**ASSIGNMENT:** The full listing below is to be written out exactly.
___ EXTRACTED INFORMATION ___
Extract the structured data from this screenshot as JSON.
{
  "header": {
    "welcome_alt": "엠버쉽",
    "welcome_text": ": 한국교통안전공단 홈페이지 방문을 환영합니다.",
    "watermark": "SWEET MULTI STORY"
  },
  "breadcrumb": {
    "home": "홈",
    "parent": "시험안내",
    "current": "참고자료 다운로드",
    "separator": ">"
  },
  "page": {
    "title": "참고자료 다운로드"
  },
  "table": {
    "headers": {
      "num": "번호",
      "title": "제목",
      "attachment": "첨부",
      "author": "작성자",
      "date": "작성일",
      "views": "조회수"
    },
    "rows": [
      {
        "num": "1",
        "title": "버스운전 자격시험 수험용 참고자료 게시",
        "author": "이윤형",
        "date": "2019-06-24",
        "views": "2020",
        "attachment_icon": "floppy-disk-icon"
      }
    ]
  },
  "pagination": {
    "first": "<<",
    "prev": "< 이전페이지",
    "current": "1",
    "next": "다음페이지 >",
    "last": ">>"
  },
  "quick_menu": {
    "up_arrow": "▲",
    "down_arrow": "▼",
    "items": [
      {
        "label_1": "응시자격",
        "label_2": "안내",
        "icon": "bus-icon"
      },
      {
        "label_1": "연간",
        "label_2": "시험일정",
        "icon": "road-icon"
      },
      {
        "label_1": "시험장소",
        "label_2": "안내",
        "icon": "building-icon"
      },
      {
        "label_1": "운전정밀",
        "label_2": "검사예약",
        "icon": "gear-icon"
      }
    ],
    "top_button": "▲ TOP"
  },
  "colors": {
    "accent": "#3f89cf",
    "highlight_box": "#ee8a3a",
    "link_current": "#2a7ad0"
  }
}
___
**ANSWER SECTION:**
Extract the structured data from this screenshot as JSON.
{
  "header": {
    "welcome_alt": "엠버쉽",
    "welcome_text": ": 한국교통안전공단 홈페이지 방문을 환영합니다.",
    "watermark": "SWEET MULTI STORY"
  },
  "breadcrumb": {
    "home": "홈",
    "parent": "시험안내",
    "current": "참고자료 다운로드",
    "separator": ">"
  },
  "page": {
    "title": "참고자료 다운로드"
  },
  "table": {
    "headers": {
      "num": "번호",
      "title": "제목",
      "attachment": "첨부",
      "author": "작성자",
      "date": "작성일",
      "views": "조회수"
    },
    "rows": [
      {
        "num": "1",
        "title": "버스운전 자격시험 수험용 참고자료 게시",
        "author": "이윤형",
        "date": "2019-06-24",
        "views": "2020",
        "attachment_icon": "floppy-disk-icon"
      }
    ]
  },
  "pagination": {
    "first": "<<",
    "prev": "< 이전페이지",
    "current": "1",
    "next": "다음페이지 >",
    "last": ">>"
  },
  "quick_menu": {
    "up_arrow": "▲",
    "down_arrow": "▼",
    "items": [
      {
        "label_1": "응시자격",
        "label_2": "안내",
        "icon": "bus-icon"
      },
      {
        "label_1": "연간",
        "label_2": "시험일정",
        "icon": "road-icon"
      },
      {
        "label_1": "시험장소",
        "label_2": "안내",
        "icon": "building-icon"
      },
      {
        "label_1": "운전정밀",
        "label_2": "검사예약",
        "icon": "gear-icon"
      }
    ],
    "top_button": "▲ TOP"
  },
  "colors": {
    "accent": "#3f89cf",
    "highlight_box": "#ee8a3a",
    "link_current": "#2a7ad0"
  }
}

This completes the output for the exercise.